[What the task asks]: The word "season" occurs in some of the lines below; copy each of those lines.

[Data to examine]:
>>>

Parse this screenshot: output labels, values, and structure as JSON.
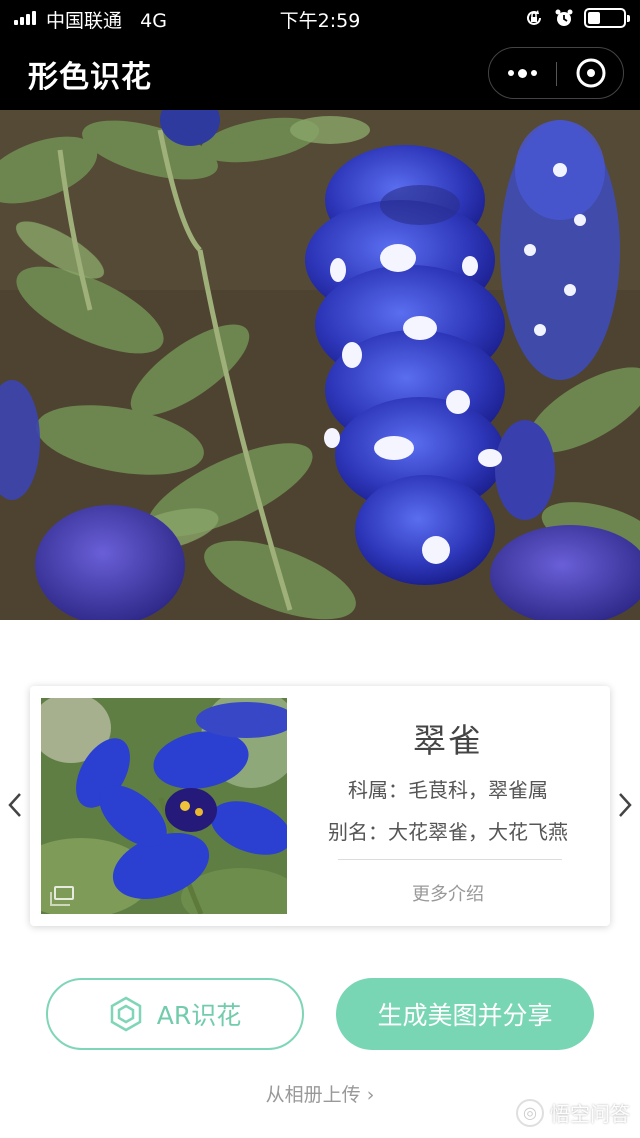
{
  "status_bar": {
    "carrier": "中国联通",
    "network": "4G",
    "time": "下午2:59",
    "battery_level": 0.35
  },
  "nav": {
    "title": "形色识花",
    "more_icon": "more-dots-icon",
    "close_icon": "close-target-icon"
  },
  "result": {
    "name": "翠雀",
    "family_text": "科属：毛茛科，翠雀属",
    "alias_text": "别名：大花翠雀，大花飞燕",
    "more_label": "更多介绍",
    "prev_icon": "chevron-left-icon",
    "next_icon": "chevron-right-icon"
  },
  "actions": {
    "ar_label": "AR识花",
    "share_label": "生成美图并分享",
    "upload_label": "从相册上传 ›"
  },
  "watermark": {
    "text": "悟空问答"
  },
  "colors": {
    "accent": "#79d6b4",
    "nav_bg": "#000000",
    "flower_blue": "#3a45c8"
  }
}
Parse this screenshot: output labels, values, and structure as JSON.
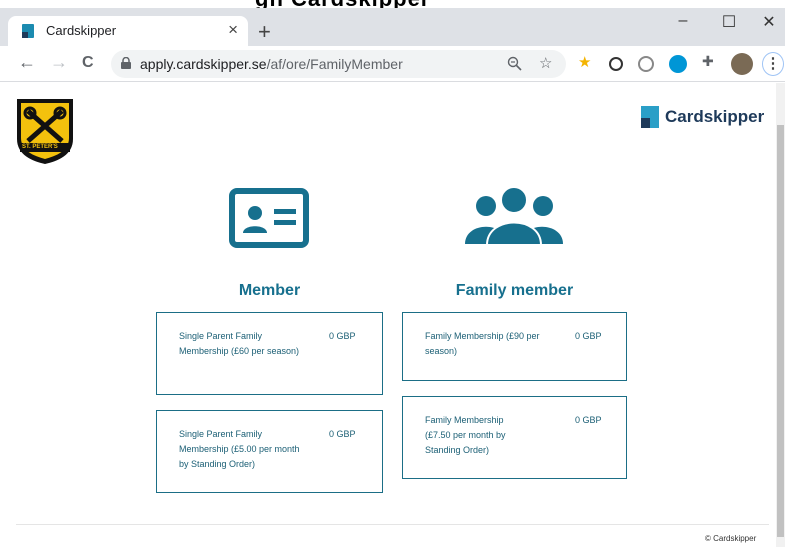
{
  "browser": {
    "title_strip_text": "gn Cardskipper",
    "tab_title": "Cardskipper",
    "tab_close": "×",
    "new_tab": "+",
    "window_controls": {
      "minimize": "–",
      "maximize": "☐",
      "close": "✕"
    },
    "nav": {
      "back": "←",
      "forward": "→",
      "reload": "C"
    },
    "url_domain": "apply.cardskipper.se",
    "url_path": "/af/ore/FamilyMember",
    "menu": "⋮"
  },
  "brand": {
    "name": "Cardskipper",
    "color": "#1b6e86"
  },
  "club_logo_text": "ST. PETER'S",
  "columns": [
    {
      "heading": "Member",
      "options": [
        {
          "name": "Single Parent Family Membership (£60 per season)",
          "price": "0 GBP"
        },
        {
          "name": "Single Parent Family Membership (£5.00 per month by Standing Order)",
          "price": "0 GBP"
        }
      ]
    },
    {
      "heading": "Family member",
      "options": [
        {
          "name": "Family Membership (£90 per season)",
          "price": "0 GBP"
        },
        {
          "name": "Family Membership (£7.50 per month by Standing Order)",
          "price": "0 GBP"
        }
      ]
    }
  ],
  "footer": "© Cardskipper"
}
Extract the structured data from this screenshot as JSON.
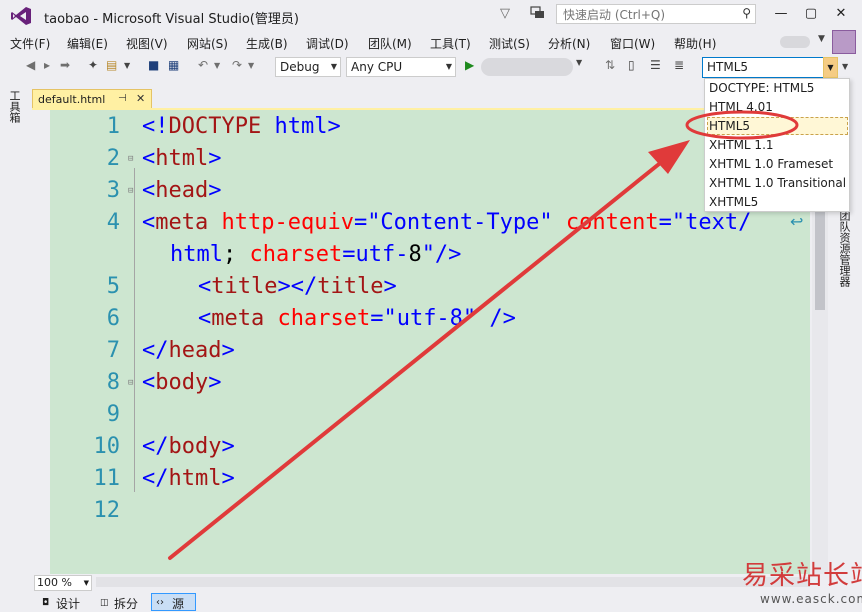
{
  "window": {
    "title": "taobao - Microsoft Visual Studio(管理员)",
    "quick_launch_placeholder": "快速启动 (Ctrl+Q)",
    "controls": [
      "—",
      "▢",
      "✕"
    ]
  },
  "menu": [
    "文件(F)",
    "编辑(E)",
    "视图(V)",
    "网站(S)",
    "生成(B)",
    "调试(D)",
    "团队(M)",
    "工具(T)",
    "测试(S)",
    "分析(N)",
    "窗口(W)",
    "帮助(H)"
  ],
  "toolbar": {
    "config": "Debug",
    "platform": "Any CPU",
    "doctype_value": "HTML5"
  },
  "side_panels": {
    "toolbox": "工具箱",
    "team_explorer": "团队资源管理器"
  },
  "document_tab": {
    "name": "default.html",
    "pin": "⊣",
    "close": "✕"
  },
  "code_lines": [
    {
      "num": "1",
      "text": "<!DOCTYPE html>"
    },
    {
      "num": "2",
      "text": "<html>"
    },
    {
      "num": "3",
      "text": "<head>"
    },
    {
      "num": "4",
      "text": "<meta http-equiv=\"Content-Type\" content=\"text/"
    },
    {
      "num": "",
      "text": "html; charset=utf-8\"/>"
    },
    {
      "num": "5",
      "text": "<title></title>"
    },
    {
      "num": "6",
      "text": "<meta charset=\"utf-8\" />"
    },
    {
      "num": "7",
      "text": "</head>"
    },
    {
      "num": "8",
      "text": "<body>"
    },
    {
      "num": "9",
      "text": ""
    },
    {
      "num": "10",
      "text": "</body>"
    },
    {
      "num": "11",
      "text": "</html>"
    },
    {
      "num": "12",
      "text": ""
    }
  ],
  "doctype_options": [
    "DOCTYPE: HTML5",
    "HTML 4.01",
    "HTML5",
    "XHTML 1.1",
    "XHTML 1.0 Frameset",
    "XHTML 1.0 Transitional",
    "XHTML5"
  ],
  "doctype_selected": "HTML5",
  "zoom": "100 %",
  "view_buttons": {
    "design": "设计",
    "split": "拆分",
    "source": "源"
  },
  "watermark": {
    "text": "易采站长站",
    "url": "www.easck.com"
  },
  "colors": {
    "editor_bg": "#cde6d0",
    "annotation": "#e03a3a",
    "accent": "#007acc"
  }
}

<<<
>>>

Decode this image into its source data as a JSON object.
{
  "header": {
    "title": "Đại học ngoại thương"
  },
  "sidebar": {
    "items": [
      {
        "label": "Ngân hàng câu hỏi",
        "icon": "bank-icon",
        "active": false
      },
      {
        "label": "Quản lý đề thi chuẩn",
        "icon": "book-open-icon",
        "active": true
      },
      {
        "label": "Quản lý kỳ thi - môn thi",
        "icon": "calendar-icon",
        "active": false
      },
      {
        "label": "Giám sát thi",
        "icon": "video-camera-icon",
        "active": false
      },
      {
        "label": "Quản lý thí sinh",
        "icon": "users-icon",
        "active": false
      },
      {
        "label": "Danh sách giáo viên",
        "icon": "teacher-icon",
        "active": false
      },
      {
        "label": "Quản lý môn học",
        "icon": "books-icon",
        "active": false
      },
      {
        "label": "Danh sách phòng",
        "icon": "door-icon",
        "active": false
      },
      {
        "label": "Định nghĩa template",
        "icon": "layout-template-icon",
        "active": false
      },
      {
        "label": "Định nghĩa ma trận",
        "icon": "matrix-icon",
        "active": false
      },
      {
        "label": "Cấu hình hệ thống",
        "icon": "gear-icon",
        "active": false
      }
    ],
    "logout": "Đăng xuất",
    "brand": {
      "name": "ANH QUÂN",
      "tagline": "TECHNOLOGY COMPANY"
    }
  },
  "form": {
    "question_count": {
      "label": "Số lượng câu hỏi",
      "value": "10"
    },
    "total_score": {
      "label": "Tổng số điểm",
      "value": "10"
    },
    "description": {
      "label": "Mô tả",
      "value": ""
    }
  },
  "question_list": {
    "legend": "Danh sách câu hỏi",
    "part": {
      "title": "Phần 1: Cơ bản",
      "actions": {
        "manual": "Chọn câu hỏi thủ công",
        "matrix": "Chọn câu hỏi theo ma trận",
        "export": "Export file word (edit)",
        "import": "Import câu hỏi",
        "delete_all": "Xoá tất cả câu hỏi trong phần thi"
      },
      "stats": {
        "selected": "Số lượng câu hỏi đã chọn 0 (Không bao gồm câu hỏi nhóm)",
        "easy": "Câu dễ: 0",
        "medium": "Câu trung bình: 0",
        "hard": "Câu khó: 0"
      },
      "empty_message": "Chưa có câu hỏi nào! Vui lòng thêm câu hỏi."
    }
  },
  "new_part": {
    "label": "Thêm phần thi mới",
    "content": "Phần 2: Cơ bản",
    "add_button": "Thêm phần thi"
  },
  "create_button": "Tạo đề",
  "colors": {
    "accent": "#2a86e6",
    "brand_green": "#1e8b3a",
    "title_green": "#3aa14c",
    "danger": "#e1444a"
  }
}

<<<

[Output of the task]:
          "name": "Single Parent Family Membership (£60 per season)",
          "name": "Family Membership (£90 per season)",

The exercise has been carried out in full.